“Just like in music creation by AI - AI can only work based on existing human work. If music in a fresh, new genre shows up, I’m not sure AI would pick up on the importance of that style until humans have already made it popular. Human ears and an emotional connection are still needed to spot the ‘next big sound,’” emphasizes the point musician Tero Potila.

Emilio Guarino from Glitchmagic adds another nail to “AI-is-better-then-humans” coffin: “AI is very good at making similar recommendations sonically. If you like Bach's piano music, decent shot you like Beethoven or other classical music. AI can do this pretty well. What it can't do yet is make big intuitive leaps. For example, if you had a friend who enjoyed an alt-metal band like TOOL, they might be curious about a modern orchestra piece like The Rite of Spring. Both contain lots of driving, heavy odd meters that have a primal feel to them. But genre-wise, they couldn't be further apart. Currently, a human could make this connection easily, but AIs can't do it.”

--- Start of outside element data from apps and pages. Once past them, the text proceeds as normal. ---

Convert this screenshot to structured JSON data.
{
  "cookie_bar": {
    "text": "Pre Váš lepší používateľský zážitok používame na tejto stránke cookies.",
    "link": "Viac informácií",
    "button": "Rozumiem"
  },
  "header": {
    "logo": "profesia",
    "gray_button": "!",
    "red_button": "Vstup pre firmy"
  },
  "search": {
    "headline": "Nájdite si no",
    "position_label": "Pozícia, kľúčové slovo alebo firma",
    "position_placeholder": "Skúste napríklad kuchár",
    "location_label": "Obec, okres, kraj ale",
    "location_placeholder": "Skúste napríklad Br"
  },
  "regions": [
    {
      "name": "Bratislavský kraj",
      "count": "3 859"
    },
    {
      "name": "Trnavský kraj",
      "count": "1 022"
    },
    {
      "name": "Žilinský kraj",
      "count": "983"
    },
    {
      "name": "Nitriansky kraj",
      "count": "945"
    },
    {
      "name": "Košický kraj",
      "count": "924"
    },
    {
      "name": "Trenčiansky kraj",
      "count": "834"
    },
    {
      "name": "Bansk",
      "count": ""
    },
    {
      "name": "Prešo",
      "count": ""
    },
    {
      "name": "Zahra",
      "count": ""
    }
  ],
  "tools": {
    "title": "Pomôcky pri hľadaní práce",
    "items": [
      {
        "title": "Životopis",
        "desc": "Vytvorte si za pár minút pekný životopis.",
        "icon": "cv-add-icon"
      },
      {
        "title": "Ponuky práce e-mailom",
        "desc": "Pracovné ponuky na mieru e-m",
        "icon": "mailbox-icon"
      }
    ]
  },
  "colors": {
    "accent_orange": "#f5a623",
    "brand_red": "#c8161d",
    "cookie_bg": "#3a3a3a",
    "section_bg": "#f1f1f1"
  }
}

And I say those smart people can’t be ALL wrong, right? So human curators are still needed. At least for now…

The future of curated playlists with or without AI

Now let’s think about the future. In the not-so-distant time, where the line between AI and human creativity blurs into a cosmic jam session, we're hurtling toward a musical renaissance that smells less like silicon and more like teen spirit.

Glenn McDonald, a music data analysis visionary, offers a hopeful perspective on the potential synergy between AI and human creativity. "For me, it's much more interesting to think about AI-powered tools, or algorithmic tools in general, that can a) help human curators by expanding their awareness, b) amplify human curators' efforts by allowing them to get started with criteria instead of just individual songs, or c) collate collective listening behavior to make playlists that are effectively crowdsourced charts," McDonald muses.

“One example of (c) is this set of best-of-2023 playlists I produced using a human-curated genre system to categorize artists, and then those categorized artists to find a genre's audience computationally, and then that audience's listening to algorithmically find the new songs from 2023 that each genre-audience disproportionately liked compared to the rest of the world: In this case, I produced the playlists with code directly. Still, you could also imagine treating these playlists as starting points that a human editor could either adjust (that would be a case (b) example) or pull from to supplement their own knowledge (that would be a case (a) example).”

Then there's Julia Trainor, a music supervisor from ALIBI Music, peering over the digital horizon with a mix of skepticism.

“Would we even know if AI replacement of human music curators already happening? That's the real question. How many “curated” playlists on Spotify are actually created by a bot pushing the “recommended” button 20 times? I mean, we can't tell what news articles are fake news, which images are deep fakes, so how do we really know who's behind a music playlist?” she wonders.

Now, let me lay down my own prediction. Picture this: a world where Spotify's automated playlists have finally hit a sour note with the masses. Fed up with algorithmic DJs that can't tell Billie Eilish from Billy Joel, the people cry out for a hero, the underdog—a scrappy new open-source streaming service powered by AI and humans, locking arms in harmony, not competing.

This brave new service is so in tune with your tastes it predicts your next music crush before you've even heard of it. This future streaming giant plays matchmaker, connecting songs with souls in a musical love story for the ages. I can’t wait! (It’s probably not going to happen, but can we just dream about it for a second?)